### [Exercise details]
Write out all of the data without omission, exactly as shown.

### [App and web page records]
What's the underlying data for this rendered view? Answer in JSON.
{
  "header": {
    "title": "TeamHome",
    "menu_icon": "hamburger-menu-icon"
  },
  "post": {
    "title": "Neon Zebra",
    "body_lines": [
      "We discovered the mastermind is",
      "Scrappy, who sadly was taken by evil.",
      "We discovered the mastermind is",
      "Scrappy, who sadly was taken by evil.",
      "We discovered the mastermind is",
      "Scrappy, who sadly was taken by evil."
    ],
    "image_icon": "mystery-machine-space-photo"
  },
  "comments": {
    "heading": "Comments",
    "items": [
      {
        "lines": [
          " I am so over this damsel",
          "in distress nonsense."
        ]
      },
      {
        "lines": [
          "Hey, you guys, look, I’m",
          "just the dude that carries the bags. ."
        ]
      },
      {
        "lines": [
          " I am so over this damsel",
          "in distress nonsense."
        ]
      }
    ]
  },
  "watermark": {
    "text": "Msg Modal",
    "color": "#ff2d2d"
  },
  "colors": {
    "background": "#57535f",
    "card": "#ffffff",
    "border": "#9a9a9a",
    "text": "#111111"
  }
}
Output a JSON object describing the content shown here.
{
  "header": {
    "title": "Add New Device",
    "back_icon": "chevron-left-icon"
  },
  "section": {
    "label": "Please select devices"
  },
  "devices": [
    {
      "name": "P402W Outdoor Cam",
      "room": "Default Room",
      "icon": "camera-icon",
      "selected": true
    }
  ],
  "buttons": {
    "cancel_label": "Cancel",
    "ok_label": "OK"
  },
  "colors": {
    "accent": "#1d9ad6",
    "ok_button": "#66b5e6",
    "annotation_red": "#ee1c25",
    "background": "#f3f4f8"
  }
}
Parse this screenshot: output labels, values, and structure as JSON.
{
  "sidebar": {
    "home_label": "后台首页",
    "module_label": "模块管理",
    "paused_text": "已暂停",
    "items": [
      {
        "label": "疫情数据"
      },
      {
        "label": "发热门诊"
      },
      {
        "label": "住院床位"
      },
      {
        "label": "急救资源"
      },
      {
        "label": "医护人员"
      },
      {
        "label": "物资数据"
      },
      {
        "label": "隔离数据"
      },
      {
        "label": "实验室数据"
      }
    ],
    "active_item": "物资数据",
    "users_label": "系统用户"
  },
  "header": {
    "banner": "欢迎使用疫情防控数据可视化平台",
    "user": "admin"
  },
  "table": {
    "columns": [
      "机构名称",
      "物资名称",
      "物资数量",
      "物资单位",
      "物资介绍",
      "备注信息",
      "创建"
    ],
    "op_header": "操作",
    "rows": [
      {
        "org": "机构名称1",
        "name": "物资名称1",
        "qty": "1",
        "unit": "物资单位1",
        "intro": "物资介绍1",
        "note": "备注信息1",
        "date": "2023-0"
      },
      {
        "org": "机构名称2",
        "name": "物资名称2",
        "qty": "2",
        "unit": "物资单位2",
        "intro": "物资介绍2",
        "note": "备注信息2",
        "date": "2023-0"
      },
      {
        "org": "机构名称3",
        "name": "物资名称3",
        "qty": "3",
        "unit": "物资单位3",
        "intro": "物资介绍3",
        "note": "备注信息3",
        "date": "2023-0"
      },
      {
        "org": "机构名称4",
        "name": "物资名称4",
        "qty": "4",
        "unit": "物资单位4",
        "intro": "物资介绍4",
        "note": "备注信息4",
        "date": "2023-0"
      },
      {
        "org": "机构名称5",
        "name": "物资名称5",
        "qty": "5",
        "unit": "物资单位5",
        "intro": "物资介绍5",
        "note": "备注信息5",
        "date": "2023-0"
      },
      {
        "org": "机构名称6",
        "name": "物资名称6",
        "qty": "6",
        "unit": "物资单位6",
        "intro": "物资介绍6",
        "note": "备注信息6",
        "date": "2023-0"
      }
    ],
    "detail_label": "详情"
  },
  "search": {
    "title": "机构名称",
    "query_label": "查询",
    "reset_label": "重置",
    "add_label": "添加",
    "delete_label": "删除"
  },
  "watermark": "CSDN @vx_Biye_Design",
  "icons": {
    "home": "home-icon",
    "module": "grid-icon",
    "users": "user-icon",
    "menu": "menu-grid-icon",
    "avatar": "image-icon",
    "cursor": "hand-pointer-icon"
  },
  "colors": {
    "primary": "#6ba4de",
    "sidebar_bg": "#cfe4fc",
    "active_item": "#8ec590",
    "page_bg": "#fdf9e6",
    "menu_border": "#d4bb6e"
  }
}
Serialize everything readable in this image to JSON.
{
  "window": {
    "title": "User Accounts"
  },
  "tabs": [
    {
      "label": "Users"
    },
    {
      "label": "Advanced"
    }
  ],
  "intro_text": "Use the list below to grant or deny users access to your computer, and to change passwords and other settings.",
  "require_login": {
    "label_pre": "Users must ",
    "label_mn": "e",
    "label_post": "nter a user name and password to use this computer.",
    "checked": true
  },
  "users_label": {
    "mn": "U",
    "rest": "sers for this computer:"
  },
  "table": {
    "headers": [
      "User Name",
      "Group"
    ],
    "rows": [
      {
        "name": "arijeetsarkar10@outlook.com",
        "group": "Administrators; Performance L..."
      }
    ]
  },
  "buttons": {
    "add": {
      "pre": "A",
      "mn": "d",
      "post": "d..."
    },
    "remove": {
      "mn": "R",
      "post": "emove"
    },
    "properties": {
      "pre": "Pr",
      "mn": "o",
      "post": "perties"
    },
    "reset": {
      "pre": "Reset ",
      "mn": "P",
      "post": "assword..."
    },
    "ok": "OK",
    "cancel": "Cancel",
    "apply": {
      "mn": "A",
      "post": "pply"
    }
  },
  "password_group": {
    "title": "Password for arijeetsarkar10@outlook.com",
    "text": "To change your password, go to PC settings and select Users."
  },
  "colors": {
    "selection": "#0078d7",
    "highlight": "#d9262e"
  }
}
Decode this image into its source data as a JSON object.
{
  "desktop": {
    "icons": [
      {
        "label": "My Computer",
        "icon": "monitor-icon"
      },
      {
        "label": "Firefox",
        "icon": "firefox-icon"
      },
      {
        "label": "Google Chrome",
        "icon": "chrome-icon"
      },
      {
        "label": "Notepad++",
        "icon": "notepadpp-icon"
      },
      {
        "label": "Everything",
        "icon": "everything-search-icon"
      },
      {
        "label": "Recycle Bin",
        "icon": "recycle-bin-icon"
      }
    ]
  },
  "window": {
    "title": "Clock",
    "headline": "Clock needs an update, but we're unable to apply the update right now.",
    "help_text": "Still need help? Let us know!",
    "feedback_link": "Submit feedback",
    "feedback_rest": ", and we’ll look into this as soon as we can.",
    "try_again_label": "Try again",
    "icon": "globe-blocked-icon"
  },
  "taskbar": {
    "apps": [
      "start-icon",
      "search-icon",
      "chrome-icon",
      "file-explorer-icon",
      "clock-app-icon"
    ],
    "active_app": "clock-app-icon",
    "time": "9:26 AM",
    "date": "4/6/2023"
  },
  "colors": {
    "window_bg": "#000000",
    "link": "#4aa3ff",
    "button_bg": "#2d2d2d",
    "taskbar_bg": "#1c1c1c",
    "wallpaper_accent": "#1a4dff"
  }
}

### [Answer below]
What's the underlying data for this rendered view? Answer in JSON.
{
  "header": {
    "title": "TeamHome",
    "menu_icon": "hamburger-menu-icon"
  },
  "post": {
    "title": "Neon Zebra",
    "body_lines": [
      "We discovered the mastermind is",
      "Scrappy, who sadly was taken by evil.",
      "We discovered the mastermind is",
      "Scrappy, who sadly was taken by evil.",
      "We discovered the mastermind is",
      "Scrappy, who sadly was taken by evil."
    ],
    "image_icon": "mystery-machine-space-photo"
  },
  "comments": {
    "heading": "Comments",
    "items": [
      {
        "lines": [
          " I am so over this damsel",
          "in distress nonsense."
        ]
      },
      {
        "lines": [
          "Hey, you guys, look, I’m",
          "just the dude that carries the bags. ."
        ]
      },
      {
        "lines": [
          " I am so over this damsel",
          "in distress nonsense."
        ]
      }
    ]
  },
  "watermark": {
    "text": "Msg Modal",
    "color": "#ff2d2d"
  },
  "colors": {
    "background": "#57535f",
    "card": "#ffffff",
    "border": "#9a9a9a",
    "text": "#111111"
  }
}
Output a JSON object describing the content shown here.
{
  "header": {
    "title": "Add New Device",
    "back_icon": "chevron-left-icon"
  },
  "section": {
    "label": "Please select devices"
  },
  "devices": [
    {
      "name": "P402W Outdoor Cam",
      "room": "Default Room",
      "icon": "camera-icon",
      "selected": true
    }
  ],
  "buttons": {
    "cancel_label": "Cancel",
    "ok_label": "OK"
  },
  "colors": {
    "accent": "#1d9ad6",
    "ok_button": "#66b5e6",
    "annotation_red": "#ee1c25",
    "background": "#f3f4f8"
  }
}
Parse this screenshot: output labels, values, and structure as JSON.
{
  "sidebar": {
    "home_label": "后台首页",
    "module_label": "模块管理",
    "paused_text": "已暂停",
    "items": [
      {
        "label": "疫情数据"
      },
      {
        "label": "发热门诊"
      },
      {
        "label": "住院床位"
      },
      {
        "label": "急救资源"
      },
      {
        "label": "医护人员"
      },
      {
        "label": "物资数据"
      },
      {
        "label": "隔离数据"
      },
      {
        "label": "实验室数据"
      }
    ],
    "active_item": "物资数据",
    "users_label": "系统用户"
  },
  "header": {
    "banner": "欢迎使用疫情防控数据可视化平台",
    "user": "admin"
  },
  "table": {
    "columns": [
      "机构名称",
      "物资名称",
      "物资数量",
      "物资单位",
      "物资介绍",
      "备注信息",
      "创建"
    ],
    "op_header": "操作",
    "rows": [
      {
        "org": "机构名称1",
        "name": "物资名称1",
        "qty": "1",
        "unit": "物资单位1",
        "intro": "物资介绍1",
        "note": "备注信息1",
        "date": "2023-0"
      },
      {
        "org": "机构名称2",
        "name": "物资名称2",
        "qty": "2",
        "unit": "物资单位2",
        "intro": "物资介绍2",
        "note": "备注信息2",
        "date": "2023-0"
      },
      {
        "org": "机构名称3",
        "name": "物资名称3",
        "qty": "3",
        "unit": "物资单位3",
        "intro": "物资介绍3",
        "note": "备注信息3",
        "date": "2023-0"
      },
      {
        "org": "机构名称4",
        "name": "物资名称4",
        "qty": "4",
        "unit": "物资单位4",
        "intro": "物资介绍4",
        "note": "备注信息4",
        "date": "2023-0"
      },
      {
        "org": "机构名称5",
        "name": "物资名称5",
        "qty": "5",
        "unit": "物资单位5",
        "intro": "物资介绍5",
        "note": "备注信息5",
        "date": "2023-0"
      },
      {
        "org": "机构名称6",
        "name": "物资名称6",
        "qty": "6",
        "unit": "物资单位6",
        "intro": "物资介绍6",
        "note": "备注信息6",
        "date": "2023-0"
      }
    ],
    "detail_label": "详情"
  },
  "search": {
    "title": "机构名称",
    "query_label": "查询",
    "reset_label": "重置",
    "add_label": "添加",
    "delete_label": "删除"
  },
  "watermark": "CSDN @vx_Biye_Design",
  "icons": {
    "home": "home-icon",
    "module": "grid-icon",
    "users": "user-icon",
    "menu": "menu-grid-icon",
    "avatar": "image-icon",
    "cursor": "hand-pointer-icon"
  },
  "colors": {
    "primary": "#6ba4de",
    "sidebar_bg": "#cfe4fc",
    "active_item": "#8ec590",
    "page_bg": "#fdf9e6",
    "menu_border": "#d4bb6e"
  }
}
Serialize everything readable in this image to JSON.
{
  "window": {
    "title": "User Accounts"
  },
  "tabs": [
    {
      "label": "Users"
    },
    {
      "label": "Advanced"
    }
  ],
  "intro_text": "Use the list below to grant or deny users access to your computer, and to change passwords and other settings.",
  "require_login": {
    "label_pre": "Users must ",
    "label_mn": "e",
    "label_post": "nter a user name and password to use this computer.",
    "checked": true
  },
  "users_label": {
    "mn": "U",
    "rest": "sers for this computer:"
  },
  "table": {
    "headers": [
      "User Name",
      "Group"
    ],
    "rows": [
      {
        "name": "arijeetsarkar10@outlook.com",
        "group": "Administrators; Performance L..."
      }
    ]
  },
  "buttons": {
    "add": {
      "pre": "A",
      "mn": "d",
      "post": "d..."
    },
    "remove": {
      "mn": "R",
      "post": "emove"
    },
    "properties": {
      "pre": "Pr",
      "mn": "o",
      "post": "perties"
    },
    "reset": {
      "pre": "Reset ",
      "mn": "P",
      "post": "assword..."
    },
    "ok": "OK",
    "cancel": "Cancel",
    "apply": {
      "mn": "A",
      "post": "pply"
    }
  },
  "password_group": {
    "title": "Password for arijeetsarkar10@outlook.com",
    "text": "To change your password, go to PC settings and select Users."
  },
  "colors": {
    "selection": "#0078d7",
    "highlight": "#d9262e"
  }
}
Decode this image into its source data as a JSON object.
{
  "desktop": {
    "icons": [
      {
        "label": "My Computer",
        "icon": "monitor-icon"
      },
      {
        "label": "Firefox",
        "icon": "firefox-icon"
      },
      {
        "label": "Google Chrome",
        "icon": "chrome-icon"
      },
      {
        "label": "Notepad++",
        "icon": "notepadpp-icon"
      },
      {
        "label": "Everything",
        "icon": "everything-search-icon"
      },
      {
        "label": "Recycle Bin",
        "icon": "recycle-bin-icon"
      }
    ]
  },
  "window": {
    "title": "Clock",
    "headline": "Clock needs an update, but we're unable to apply the update right now.",
    "help_text": "Still need help? Let us know!",
    "feedback_link": "Submit feedback",
    "feedback_rest": ", and we’ll look into this as soon as we can.",
    "try_again_label": "Try again",
    "icon": "globe-blocked-icon"
  },
  "taskbar": {
    "apps": [
      "start-icon",
      "search-icon",
      "chrome-icon",
      "file-explorer-icon",
      "clock-app-icon"
    ],
    "active_app": "clock-app-icon",
    "time": "9:26 AM",
    "date": "4/6/2023"
  },
  "colors": {
    "window_bg": "#000000",
    "link": "#4aa3ff",
    "button_bg": "#2d2d2d",
    "taskbar_bg": "#1c1c1c",
    "wallpaper_accent": "#1a4dff"
  }
}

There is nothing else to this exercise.